§ Instructions to follow:
Pull every line of the entries that has the word "image".

*** Opening Data for analysis ***

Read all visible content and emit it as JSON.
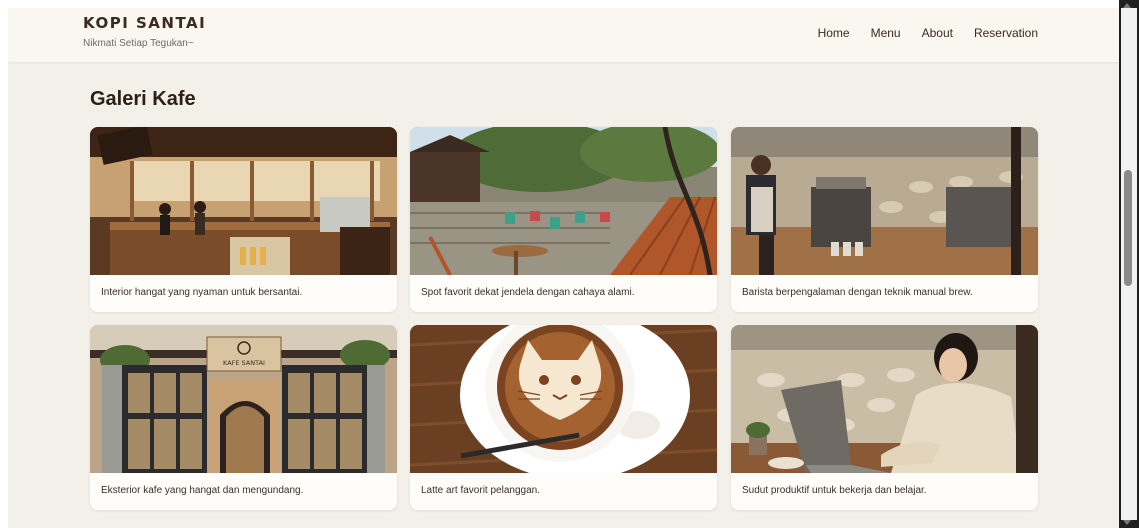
{
  "header": {
    "brand": "KOPI SANTAI",
    "tagline": "Nikmati Setiap Tegukan~",
    "nav": [
      "Home",
      "Menu",
      "About",
      "Reservation"
    ]
  },
  "gallery": {
    "title": "Galeri Kafe",
    "items": [
      {
        "caption": "Interior hangat yang nyaman untuk bersantai.",
        "image": "cafe-interior-image"
      },
      {
        "caption": "Spot favorit dekat jendela dengan cahaya alami.",
        "image": "garden-terrace-image"
      },
      {
        "caption": "Barista berpengalaman dengan teknik manual brew.",
        "image": "barista-image"
      },
      {
        "caption": "Eksterior kafe yang hangat dan mengundang.",
        "image": "cafe-exterior-image"
      },
      {
        "caption": "Latte art favorit pelanggan.",
        "image": "latte-art-image"
      },
      {
        "caption": "Sudut produktif untuk bekerja dan belajar.",
        "image": "working-corner-image"
      }
    ],
    "sign_text": "KAFE SANTAI"
  },
  "colors": {
    "page_bg": "#f3f0ea",
    "header_bg": "#faf7f0",
    "card_bg": "#fffdf9",
    "text_dark": "#2c1f16"
  }
}
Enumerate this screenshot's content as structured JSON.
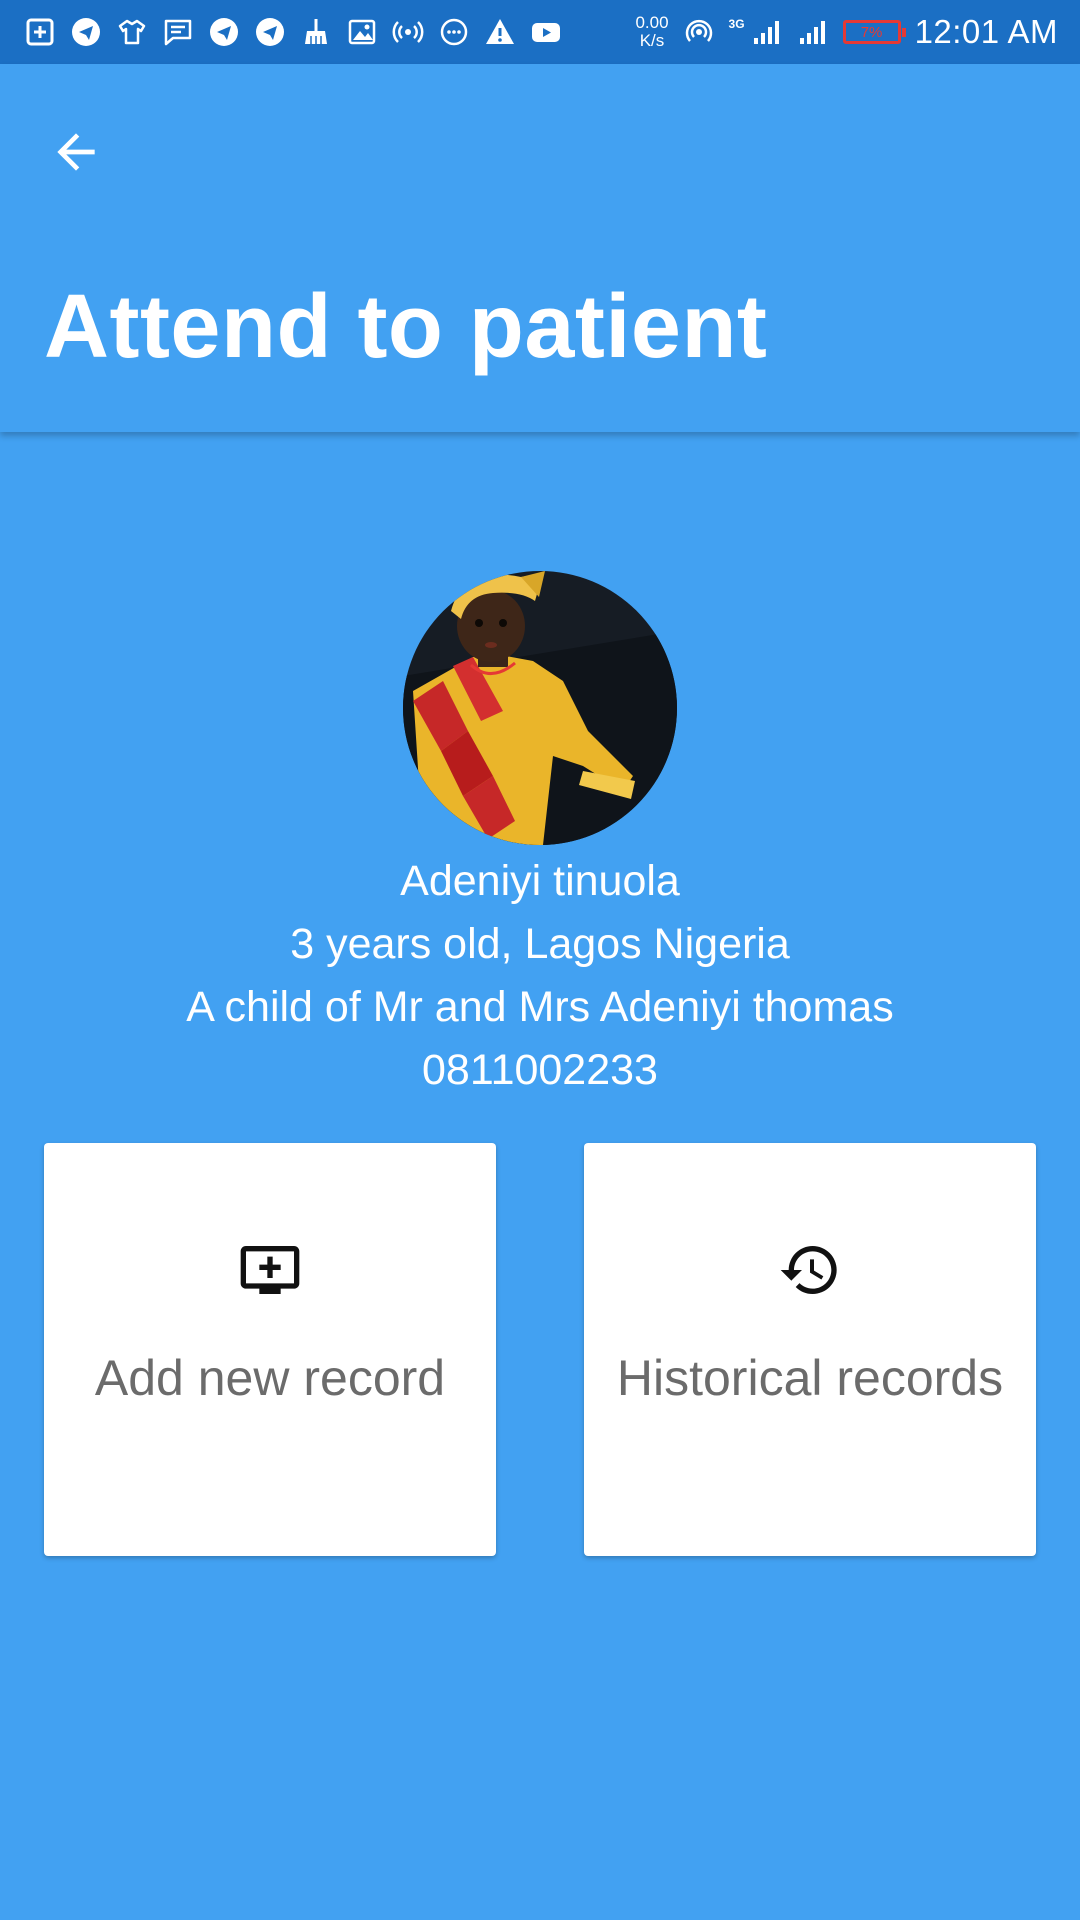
{
  "status_bar": {
    "left_icons": [
      "add-box-icon",
      "telegram-icon",
      "shirt-icon",
      "message-icon",
      "telegram-icon",
      "telegram-icon",
      "broom-icon",
      "image-icon",
      "radio-waves-icon",
      "chat-dots-icon",
      "warning-icon",
      "youtube-icon"
    ],
    "net_speed_value": "0.00",
    "net_speed_unit": "K/s",
    "network_type": "3G",
    "battery_level": "7%",
    "time": "12:01 AM"
  },
  "app_bar": {
    "title": "Attend to patient",
    "back_icon": "arrow-back-icon"
  },
  "patient": {
    "name": "Adeniyi tinuola",
    "age_location": "3 years old, Lagos Nigeria",
    "guardian": "A child of Mr and Mrs Adeniyi thomas",
    "phone": "0811002233"
  },
  "actions": [
    {
      "label": "Add new record",
      "icon": "add-to-queue-icon"
    },
    {
      "label": "Historical records",
      "icon": "history-icon"
    }
  ],
  "colors": {
    "primary": "#42a1f2",
    "status_bar": "#1b6fc4",
    "card_text": "#6b6b6b",
    "battery_low": "#e53935"
  }
}
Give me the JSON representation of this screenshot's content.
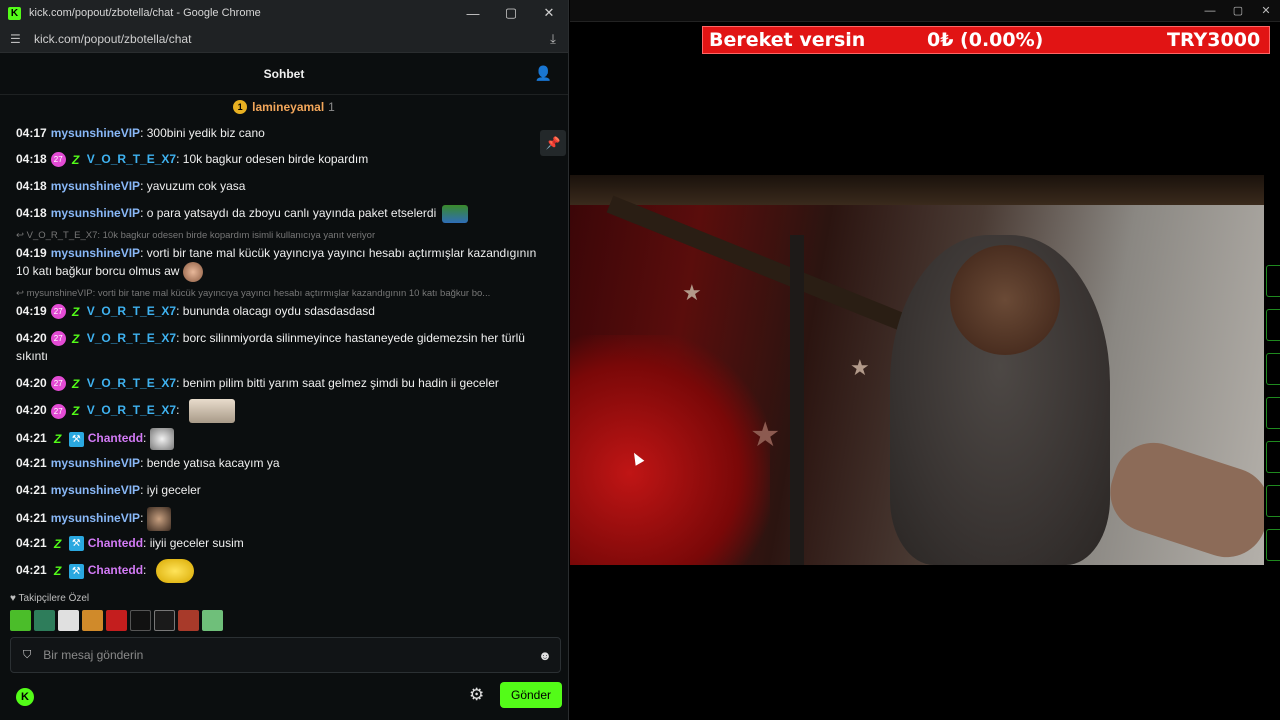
{
  "browser": {
    "window_title": "kick.com/popout/zbotella/chat - Google Chrome",
    "url": "kick.com/popout/zbotella/chat",
    "favicon": "K"
  },
  "chat": {
    "title": "Sohbet",
    "pinned": {
      "badge": "1",
      "name": "lamineyamal",
      "count": "1"
    },
    "messages": [
      {
        "time": "04:17",
        "user": "mysunshineVIP",
        "text": "300bini yedik biz cano"
      },
      {
        "time": "04:18",
        "sub": "27",
        "user": "V_O_R_T_E_X7",
        "text": "10k bagkur odesen birde kopardım"
      },
      {
        "time": "04:18",
        "user": "mysunshineVIP",
        "text": "yavuzum cok yasa"
      },
      {
        "time": "04:18",
        "user": "mysunshineVIP",
        "text": "o para yatsaydı da zboyu canlı yayında paket etselerdi"
      },
      {
        "reply": "V_O_R_T_E_X7: 10k bagkur odesen birde kopardım isimli kullanıcıya yanıt veriyor"
      },
      {
        "time": "04:19",
        "user": "mysunshineVIP",
        "text": "vorti bir tane mal kücük yayıncıya yayıncı hesabı açtırmışlar kazandıgının",
        "text2": "10 katı bağkur borcu olmus aw"
      },
      {
        "reply": "mysunshineVIP: vorti bir tane mal kücük yayıncıya yayıncı hesabı açtırmışlar kazandıgının 10 katı bağkur bo..."
      },
      {
        "time": "04:19",
        "sub": "27",
        "user": "V_O_R_T_E_X7",
        "text": "bununda olacagı oydu sdasdasdasd"
      },
      {
        "time": "04:20",
        "sub": "27",
        "user": "V_O_R_T_E_X7",
        "text": "borc silinmiyorda silinmeyince hastaneyede gidemezsin her türlü",
        "text2": "sıkıntı"
      },
      {
        "time": "04:20",
        "sub": "27",
        "user": "V_O_R_T_E_X7",
        "text": "benim pilim bitti yarım saat gelmez şimdi bu hadin ii geceler"
      },
      {
        "time": "04:20",
        "sub": "27",
        "user": "V_O_R_T_E_X7",
        "text": ""
      },
      {
        "time": "04:21",
        "user": "Chantedd",
        "text": ""
      },
      {
        "time": "04:21",
        "user": "mysunshineVIP",
        "text": "bende yatısa kacayım ya"
      },
      {
        "time": "04:21",
        "user": "mysunshineVIP",
        "text": "iyi geceler"
      },
      {
        "time": "04:21",
        "user": "mysunshineVIP",
        "text": ""
      },
      {
        "time": "04:21",
        "user": "Chantedd",
        "text": "iiyii geceler susim"
      },
      {
        "time": "04:21",
        "user": "Chantedd",
        "text": ""
      }
    ],
    "followers_label": "Takipçilere Özel",
    "input_placeholder": "Bir mesaj gönderin",
    "send_label": "Gönder",
    "colors": {
      "accent": "#53fc18",
      "vip": "#89b8f7",
      "vortex": "#3fb2f0",
      "chantedd": "#d27af5"
    }
  },
  "overlay": {
    "ticker_left": "Bereket versin",
    "ticker_mid": "0₺ (0.00%)",
    "ticker_right": "TRY3000",
    "ticker_color": "#e11414"
  }
}
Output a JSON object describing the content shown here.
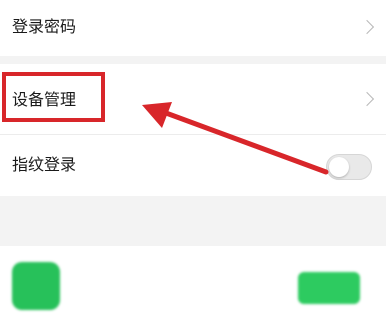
{
  "settings": {
    "login_password": "登录密码",
    "device_management": "设备管理",
    "fingerprint_login": "指纹登录",
    "fingerprint_enabled": false
  },
  "authorized_apps": {
    "section_title": "",
    "app_name": "",
    "app_subtitle": "",
    "action_label": ""
  },
  "annotation": {
    "highlight_color": "#d8262a",
    "arrow_color": "#d8262a"
  },
  "icons": {
    "chevron": "chevron-right-icon",
    "app": "wechat-icon"
  },
  "colors": {
    "background": "#f3f3f3",
    "card": "#ffffff",
    "wechat_green": "#27c15a"
  }
}
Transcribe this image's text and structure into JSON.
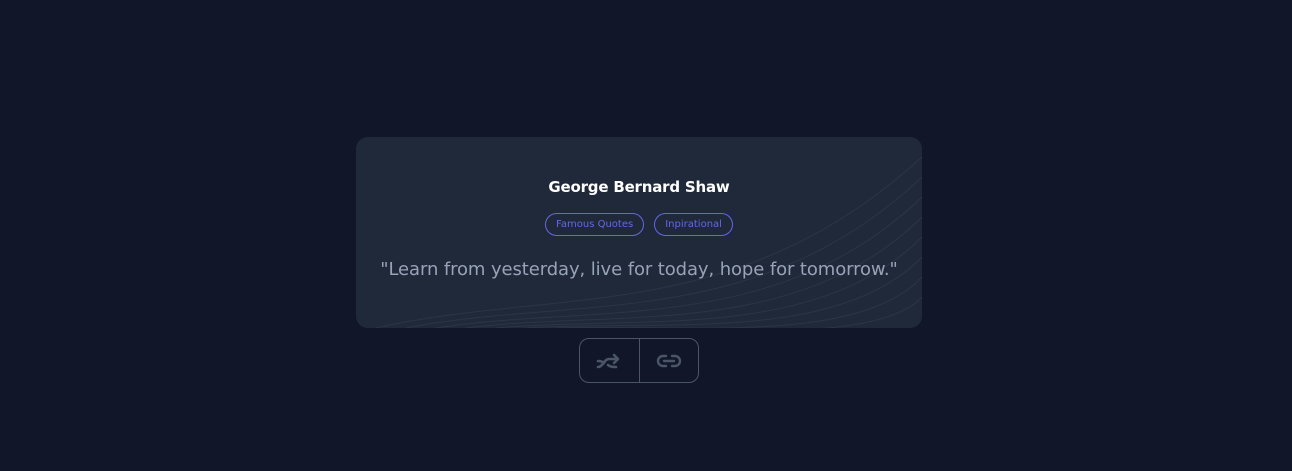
{
  "quote_card": {
    "author": "George Bernard Shaw",
    "tags": [
      "Famous Quotes",
      "Inpirational"
    ],
    "text": "\"Learn from yesterday, live for today, hope for tomorrow.\""
  },
  "actions": {
    "random_icon": "shuffle-icon",
    "copy_link_icon": "link-icon"
  },
  "colors": {
    "background": "#111729",
    "card": "#20293a",
    "accent": "#6466e9",
    "muted": "#97a3b6",
    "border": "#4a5567"
  }
}
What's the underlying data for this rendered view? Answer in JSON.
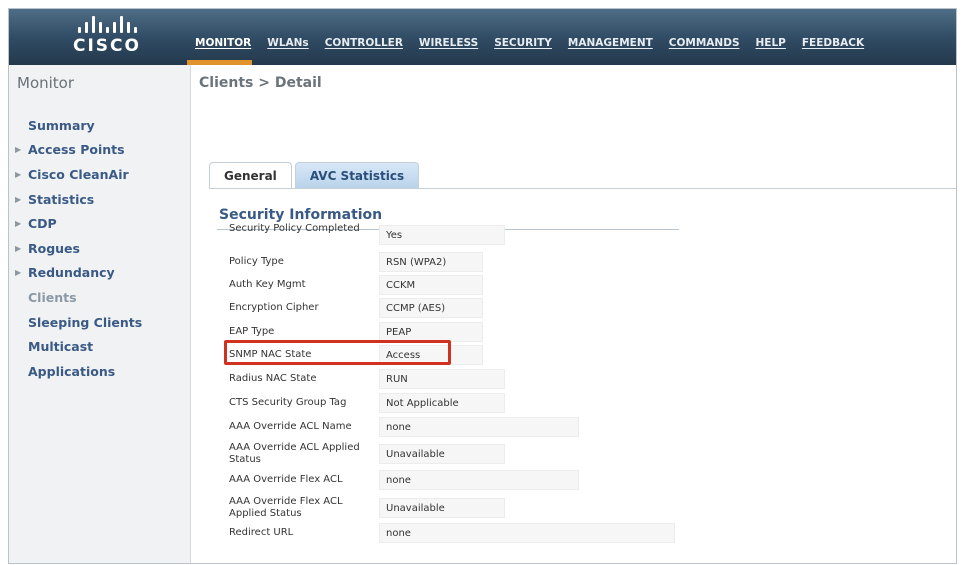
{
  "brand": {
    "logo_text": "CISCO"
  },
  "nav": {
    "items": [
      {
        "label": "MONITOR",
        "active": true
      },
      {
        "label": "WLANs",
        "active": false
      },
      {
        "label": "CONTROLLER",
        "active": false
      },
      {
        "label": "WIRELESS",
        "active": false
      },
      {
        "label": "SECURITY",
        "active": false
      },
      {
        "label": "MANAGEMENT",
        "active": false
      },
      {
        "label": "COMMANDS",
        "active": false
      },
      {
        "label": "HELP",
        "active": false
      },
      {
        "label": "FEEDBACK",
        "active": false
      }
    ],
    "accent_color": "#e0932a"
  },
  "sidebar": {
    "title": "Monitor",
    "items": [
      {
        "label": "Summary",
        "expandable": false
      },
      {
        "label": "Access Points",
        "expandable": true
      },
      {
        "label": "Cisco CleanAir",
        "expandable": true
      },
      {
        "label": "Statistics",
        "expandable": true
      },
      {
        "label": "CDP",
        "expandable": true
      },
      {
        "label": "Rogues",
        "expandable": true
      },
      {
        "label": "Redundancy",
        "expandable": true
      },
      {
        "label": "Clients",
        "expandable": false,
        "current": true
      },
      {
        "label": "Sleeping Clients",
        "expandable": false
      },
      {
        "label": "Multicast",
        "expandable": false
      },
      {
        "label": "Applications",
        "expandable": false
      }
    ],
    "arrow_icon": "triangle-right-icon"
  },
  "main": {
    "breadcrumb": "Clients > Detail",
    "tabs": [
      {
        "label": "General",
        "active": true
      },
      {
        "label": "AVC Statistics",
        "active": false
      }
    ],
    "section_title": "Security Information",
    "fields": [
      {
        "label": "Security Policy Completed",
        "value": "Yes"
      },
      {
        "label": "Policy Type",
        "value": "RSN (WPA2)"
      },
      {
        "label": "Auth Key Mgmt",
        "value": "CCKM"
      },
      {
        "label": "Encryption Cipher",
        "value": "CCMP (AES)"
      },
      {
        "label": "EAP Type",
        "value": "PEAP",
        "highlighted": true
      },
      {
        "label": "SNMP NAC State",
        "value": "Access"
      },
      {
        "label": "Radius NAC State",
        "value": "RUN"
      },
      {
        "label": "CTS Security Group Tag",
        "value": "Not Applicable"
      },
      {
        "label": "AAA Override ACL Name",
        "value": "none"
      },
      {
        "label": "AAA Override ACL Applied Status",
        "value": "Unavailable"
      },
      {
        "label": "AAA Override Flex ACL",
        "value": "none"
      },
      {
        "label": "AAA Override Flex ACL Applied Status",
        "value": "Unavailable"
      },
      {
        "label": "Redirect URL",
        "value": "none"
      }
    ],
    "highlight_color": "#d0321f"
  }
}
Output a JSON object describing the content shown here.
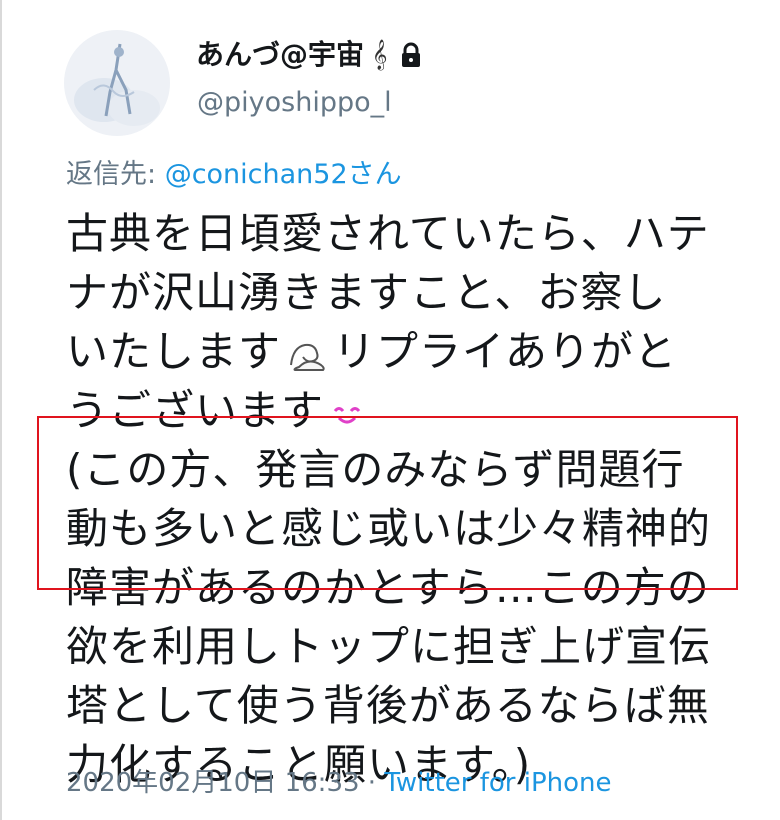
{
  "tweet": {
    "display_name": "あんづ@宇宙",
    "clef_icon": "treble-clef-icon",
    "lock_icon": "lock-icon",
    "handle": "@piyoshippo_l",
    "reply_label": "返信先: ",
    "reply_mention": "@conichan52さん",
    "body_lines": [
      "古典を日頃愛されていたら、ハテ",
      "ナが沢山湧きますこと、お察し",
      "いたします",
      "リプライありがと",
      "うございます",
      "(この方、発言のみならず問題行",
      "動も多いと感じ或いは少々精神的",
      "障害があるのかとすら…この方の",
      "欲を利用しトップに担ぎ上げ宣伝",
      "塔として使う背後があるならば無",
      "力化すること願います。)"
    ],
    "timestamp": "2020年02月10日 16:33",
    "separator": " · ",
    "client": "Twitter for iPhone"
  },
  "colors": {
    "link": "#1b95e0",
    "secondary_text": "#657786",
    "highlight_border": "#e0141e",
    "emoji_smile": "#e040c8"
  }
}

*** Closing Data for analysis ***

§ Exercise solution:
        "image": "cafe-interior-image"
        "image": "garden-terrace-image"
        "image": "barista-image"
        "image": "cafe-exterior-image"
        "image": "latte-art-image"
        "image": "working-corner-image"
      "image-icon",
Transcribe this image's text and structure into JSON.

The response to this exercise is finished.